Foreshadowing is a literary device where a writer drops hints early on in the story as to what will happen later. Foreshadowing is also known as Chekov’s Gun as he wrote in several letters: ‘If you say in the first chapter that there is a rifle hanging on the wall, in the second or third chapter it absolutely must go off. If it's not going to be fired, it shouldn't be hanging there.’ When clever writers use foreshadowing, it is to build tension and is interwoven seamlessly into the narrative. It’s only upon reflection after the book is finished that the foreshadowing can be discerned.
There are different types of foreshadowing. Flash-forwarding moves the reader forward, down the timeline of the story, giving a clear picture of what is coming such as in The Prime of Miss Jean Brodie.

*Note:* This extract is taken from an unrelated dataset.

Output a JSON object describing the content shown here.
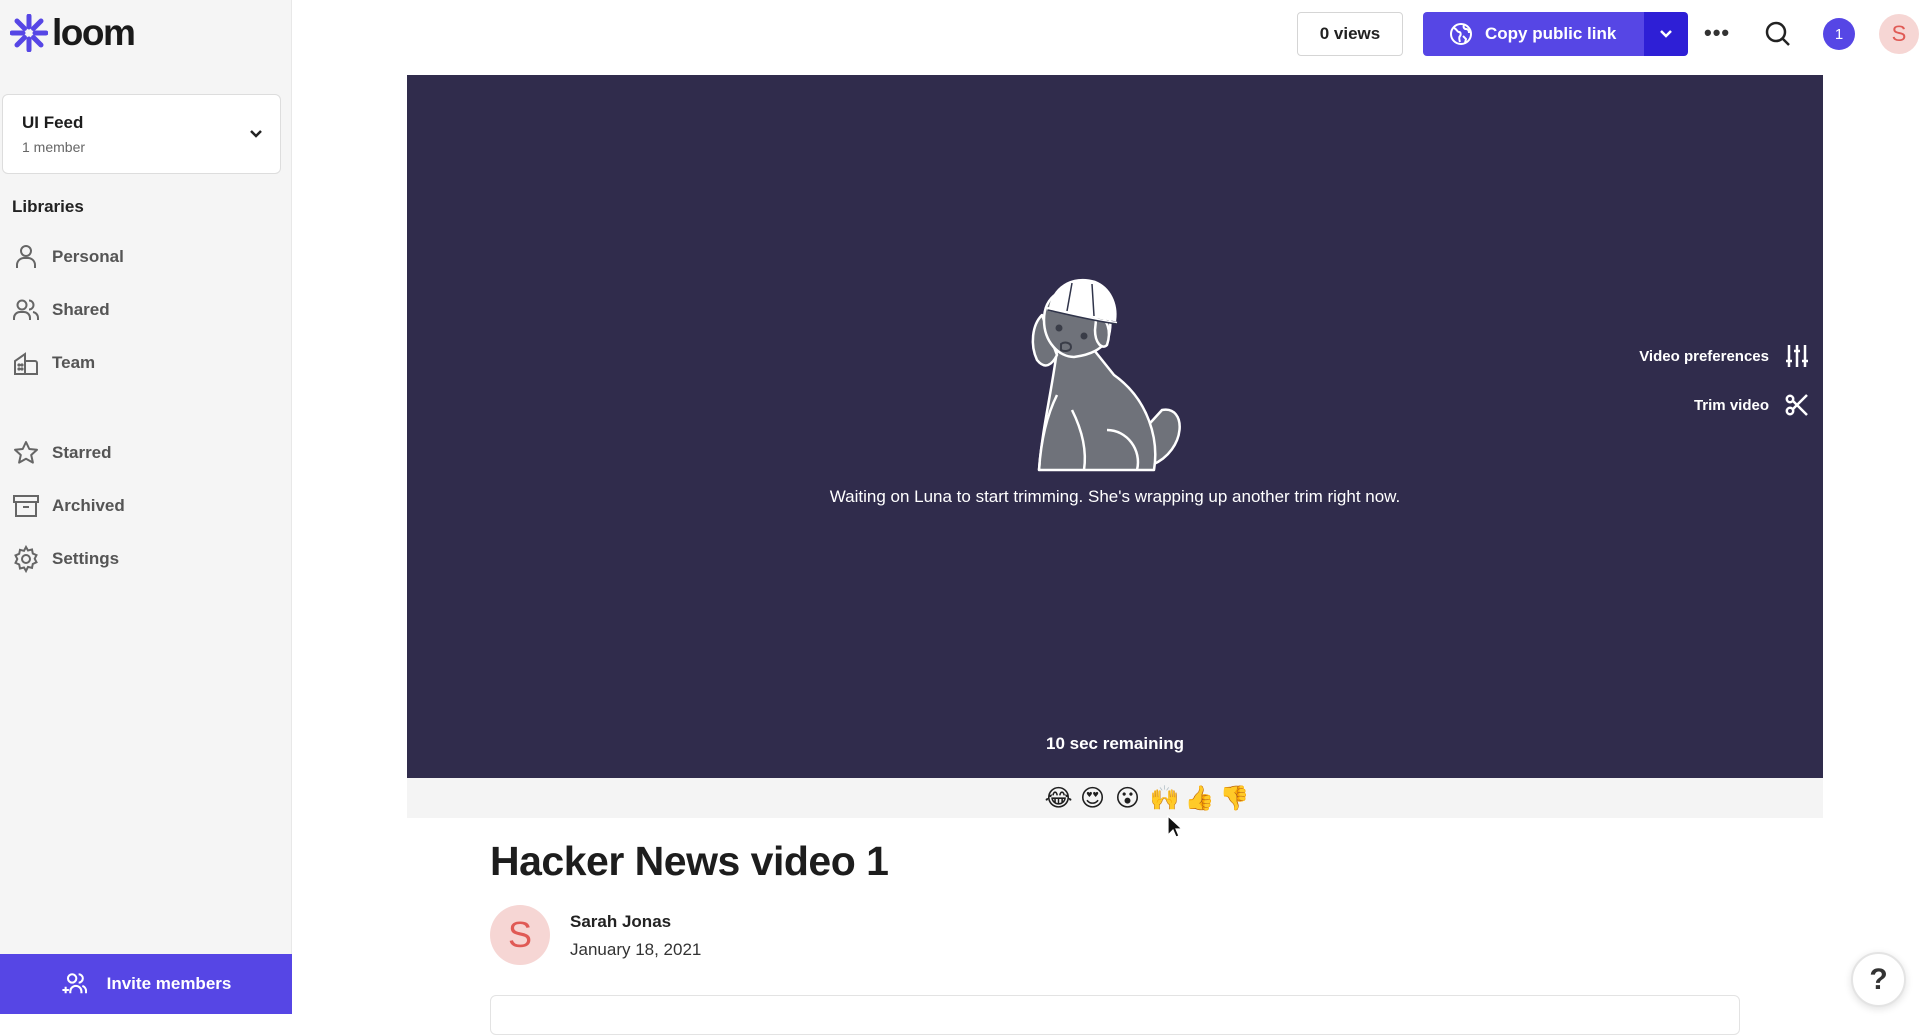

This of course can be played with and events may not turn out exactly as indicated – think of The Ghost of Christmas Yet To Come in Dicken’s A Christmas Carol.
Another type of foreshadowing which intentionally misleads is the use of what is termed a Red Herring, where a deliberately laid clue deceives the reader into assuming the wrong conclusion. Hounds of the Baskervilles as well as The Da Vinci Code both use this technique. Crime novels and mysteries are naturally fertile ground for adding an extra layer of intrigue.
Having a character make a prediction is another way to foreshadow events. This method has been used from ancient Greek times (Oedipus) right up to to the present (Dom DeLillo's White Noise). Making use of signs/omens to forecast events is also a type of foreshadowing. Such signs, such as crows etc., can be quite symbolic.
Generally foreshadowing is figured out when the major events of your story have been planned because these are the ones you want to highlight. You then set about deciding the details of exactly how you are going to introduce foreshadowing. NB: foreshadowing should never give away the ending!
My favourite use of foreshadowing is in Steinbeck’s Of Mice and Men. Does anybody else have any favourites?
I can hardly believe it but my novel is with my two beta readers (go beta readers go! And no, I’m not sucking up.). So I’m breathing out while girding my loins (now there’s metaphor for you – must be left over from the Middle Ages where a knight with ungirded loins was in dire peril) for the feedback.
I was taught to give feedback using a method known as the crap sandwich i.e. you say something positive, hit them with the mean stuff, then finish up with another positive. Giving encouragement allows people to take on board what you’re saying with grace; it also softens their defense reflexes allowing the criticism to be heard.
What to do while I wait for feedback is a new question for me. And one I'm enjoying. I've been so absorbed in writing the current book that mulling over which project to move off the back burner next is proving to be a great motivator.
penguin business men
huddle with heads together –
eat hot paninis
This is from my book Gold Dragon Haiku which is available as an ebook at the Amazon Kindle Store and will be on a free promotion from June 7th - 11th.
Here’s a link for anybody wanting to learn more about foreshadowing:
Join me on my T journey
And to all story lovers out there, good reading, and to those of you who write, good writing.
This is so interesting. Ok this maybe a really dumb question, please kept in mind I am a beginner! I think of myself as in kindergarten when it comes to writing!You start a story with a dream that takes place in another time. The woman having the dream at some point believes she is the young girl in the dream and the dream is telling her what could be if she is not careful or she doesn't believe in dreams. Is this a form a foreshadowing, I never heard the word before. Always learn something new from you! :)ReplyDelete
It's usually foreshadowing if it's hinting at what's going to happen. If it doesn't happen, it could be a red herring or superfluous information. Both are also great ways to keep readers guessing at what you're going to do.Delete
I absolutely love foreshadowing. My new novella is filled with it. Heck, it practically screams the twist from the get go. But most aren't going to get it. And writing those sort of moments are the most invigorating thing for me as a writer.ReplyDelete